Records from a data collection:
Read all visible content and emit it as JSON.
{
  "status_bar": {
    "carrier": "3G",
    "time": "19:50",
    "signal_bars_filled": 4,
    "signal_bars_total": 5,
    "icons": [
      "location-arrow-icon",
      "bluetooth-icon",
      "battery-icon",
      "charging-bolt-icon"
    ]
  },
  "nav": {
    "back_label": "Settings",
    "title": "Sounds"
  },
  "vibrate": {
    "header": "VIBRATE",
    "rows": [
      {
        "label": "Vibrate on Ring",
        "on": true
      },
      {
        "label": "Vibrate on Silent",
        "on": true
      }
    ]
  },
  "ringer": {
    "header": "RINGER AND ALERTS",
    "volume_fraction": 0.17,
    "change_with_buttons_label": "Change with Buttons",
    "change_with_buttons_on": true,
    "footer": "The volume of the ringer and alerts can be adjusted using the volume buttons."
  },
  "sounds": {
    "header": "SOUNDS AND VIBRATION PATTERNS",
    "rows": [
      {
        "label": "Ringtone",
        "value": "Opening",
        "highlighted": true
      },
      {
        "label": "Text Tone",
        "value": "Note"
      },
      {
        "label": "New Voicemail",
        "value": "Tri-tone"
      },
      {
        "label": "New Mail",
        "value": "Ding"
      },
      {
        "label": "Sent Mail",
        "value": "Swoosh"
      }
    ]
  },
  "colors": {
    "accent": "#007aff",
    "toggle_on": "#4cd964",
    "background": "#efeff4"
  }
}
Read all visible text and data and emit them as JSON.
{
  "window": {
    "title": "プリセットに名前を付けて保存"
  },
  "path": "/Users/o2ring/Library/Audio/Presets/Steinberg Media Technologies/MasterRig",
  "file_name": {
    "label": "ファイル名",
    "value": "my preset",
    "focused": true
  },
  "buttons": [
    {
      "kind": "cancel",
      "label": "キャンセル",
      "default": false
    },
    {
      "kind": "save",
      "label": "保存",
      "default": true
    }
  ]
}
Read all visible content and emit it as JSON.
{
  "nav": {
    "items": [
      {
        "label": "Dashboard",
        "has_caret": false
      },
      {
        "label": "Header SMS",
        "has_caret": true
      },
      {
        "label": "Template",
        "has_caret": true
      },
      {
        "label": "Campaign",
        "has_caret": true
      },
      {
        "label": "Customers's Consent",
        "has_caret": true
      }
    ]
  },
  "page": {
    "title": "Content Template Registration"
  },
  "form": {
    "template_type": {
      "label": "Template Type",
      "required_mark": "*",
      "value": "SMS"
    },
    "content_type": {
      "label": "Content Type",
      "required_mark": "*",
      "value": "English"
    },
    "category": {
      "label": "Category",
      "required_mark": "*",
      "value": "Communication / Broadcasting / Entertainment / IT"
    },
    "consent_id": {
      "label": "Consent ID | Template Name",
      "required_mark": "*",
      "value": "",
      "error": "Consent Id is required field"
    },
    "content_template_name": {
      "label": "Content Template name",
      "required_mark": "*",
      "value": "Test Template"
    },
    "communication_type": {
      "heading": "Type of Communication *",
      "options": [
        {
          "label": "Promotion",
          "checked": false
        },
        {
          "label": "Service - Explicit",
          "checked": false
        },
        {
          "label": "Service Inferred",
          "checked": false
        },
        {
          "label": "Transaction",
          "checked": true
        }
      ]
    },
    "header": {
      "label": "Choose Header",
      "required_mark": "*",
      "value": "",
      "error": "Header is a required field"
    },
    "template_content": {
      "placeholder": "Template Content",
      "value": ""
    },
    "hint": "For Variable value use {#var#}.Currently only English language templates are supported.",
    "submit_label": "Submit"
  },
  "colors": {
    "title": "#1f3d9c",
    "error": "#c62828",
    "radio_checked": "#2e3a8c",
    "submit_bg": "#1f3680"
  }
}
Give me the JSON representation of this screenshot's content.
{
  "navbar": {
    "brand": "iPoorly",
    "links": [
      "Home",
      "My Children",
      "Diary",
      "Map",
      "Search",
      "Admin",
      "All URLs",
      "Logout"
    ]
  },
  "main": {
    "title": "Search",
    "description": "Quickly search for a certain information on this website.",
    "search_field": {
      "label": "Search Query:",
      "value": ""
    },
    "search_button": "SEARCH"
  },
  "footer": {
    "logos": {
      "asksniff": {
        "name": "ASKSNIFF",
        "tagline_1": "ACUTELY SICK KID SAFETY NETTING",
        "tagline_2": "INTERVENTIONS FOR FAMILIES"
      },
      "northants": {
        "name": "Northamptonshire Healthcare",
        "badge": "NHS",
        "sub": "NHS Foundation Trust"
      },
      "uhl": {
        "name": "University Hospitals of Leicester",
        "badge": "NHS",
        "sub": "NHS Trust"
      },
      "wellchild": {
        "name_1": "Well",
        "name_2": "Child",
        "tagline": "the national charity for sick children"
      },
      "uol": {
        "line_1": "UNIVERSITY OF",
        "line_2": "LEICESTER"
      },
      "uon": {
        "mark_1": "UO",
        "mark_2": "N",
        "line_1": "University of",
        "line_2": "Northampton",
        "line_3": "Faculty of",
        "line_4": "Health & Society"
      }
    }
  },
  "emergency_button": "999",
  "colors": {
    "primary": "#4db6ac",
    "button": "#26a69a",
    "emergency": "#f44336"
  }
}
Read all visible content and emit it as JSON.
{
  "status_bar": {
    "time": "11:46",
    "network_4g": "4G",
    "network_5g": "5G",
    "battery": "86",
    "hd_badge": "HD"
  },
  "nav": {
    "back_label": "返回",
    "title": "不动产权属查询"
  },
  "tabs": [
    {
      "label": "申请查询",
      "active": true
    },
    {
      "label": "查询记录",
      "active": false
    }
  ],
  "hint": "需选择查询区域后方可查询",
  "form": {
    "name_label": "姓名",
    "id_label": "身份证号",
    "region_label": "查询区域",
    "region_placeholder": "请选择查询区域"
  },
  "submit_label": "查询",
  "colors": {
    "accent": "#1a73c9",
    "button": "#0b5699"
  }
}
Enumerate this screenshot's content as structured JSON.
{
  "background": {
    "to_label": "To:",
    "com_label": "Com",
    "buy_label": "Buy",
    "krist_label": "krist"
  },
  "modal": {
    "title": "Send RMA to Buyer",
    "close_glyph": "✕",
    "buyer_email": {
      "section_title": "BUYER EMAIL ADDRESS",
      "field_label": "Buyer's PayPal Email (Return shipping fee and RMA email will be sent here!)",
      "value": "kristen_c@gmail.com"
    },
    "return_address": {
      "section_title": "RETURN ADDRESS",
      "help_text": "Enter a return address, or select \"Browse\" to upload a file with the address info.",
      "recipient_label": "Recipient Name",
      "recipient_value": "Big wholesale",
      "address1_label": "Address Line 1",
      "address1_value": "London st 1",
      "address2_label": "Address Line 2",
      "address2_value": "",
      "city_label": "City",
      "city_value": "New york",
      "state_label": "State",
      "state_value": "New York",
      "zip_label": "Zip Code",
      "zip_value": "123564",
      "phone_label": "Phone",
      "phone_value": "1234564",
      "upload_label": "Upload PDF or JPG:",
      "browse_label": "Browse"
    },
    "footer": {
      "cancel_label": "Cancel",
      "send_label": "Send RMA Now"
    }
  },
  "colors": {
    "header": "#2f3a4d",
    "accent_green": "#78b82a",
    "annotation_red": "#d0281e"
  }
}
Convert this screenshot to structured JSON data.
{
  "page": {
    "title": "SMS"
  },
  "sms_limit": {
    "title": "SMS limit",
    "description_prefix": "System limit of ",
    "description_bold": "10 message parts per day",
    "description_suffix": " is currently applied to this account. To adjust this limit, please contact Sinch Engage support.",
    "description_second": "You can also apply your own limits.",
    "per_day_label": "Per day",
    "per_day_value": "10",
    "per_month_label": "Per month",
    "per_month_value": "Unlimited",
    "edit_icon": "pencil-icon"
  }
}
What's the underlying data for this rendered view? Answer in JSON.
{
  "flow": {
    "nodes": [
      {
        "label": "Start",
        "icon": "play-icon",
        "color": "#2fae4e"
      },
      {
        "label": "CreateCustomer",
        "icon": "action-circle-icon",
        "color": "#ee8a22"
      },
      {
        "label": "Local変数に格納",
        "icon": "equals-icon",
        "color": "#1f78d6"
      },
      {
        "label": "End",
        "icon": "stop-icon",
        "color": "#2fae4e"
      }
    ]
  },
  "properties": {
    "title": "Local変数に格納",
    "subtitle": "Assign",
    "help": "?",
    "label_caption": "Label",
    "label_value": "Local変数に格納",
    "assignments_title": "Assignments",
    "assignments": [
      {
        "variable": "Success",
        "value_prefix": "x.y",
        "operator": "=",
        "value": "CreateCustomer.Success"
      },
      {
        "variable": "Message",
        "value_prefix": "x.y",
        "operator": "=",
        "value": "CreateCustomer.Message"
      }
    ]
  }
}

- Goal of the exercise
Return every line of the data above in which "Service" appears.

- Exercise answer
          "label": "Service - Explicit",
          "label": "Service Inferred",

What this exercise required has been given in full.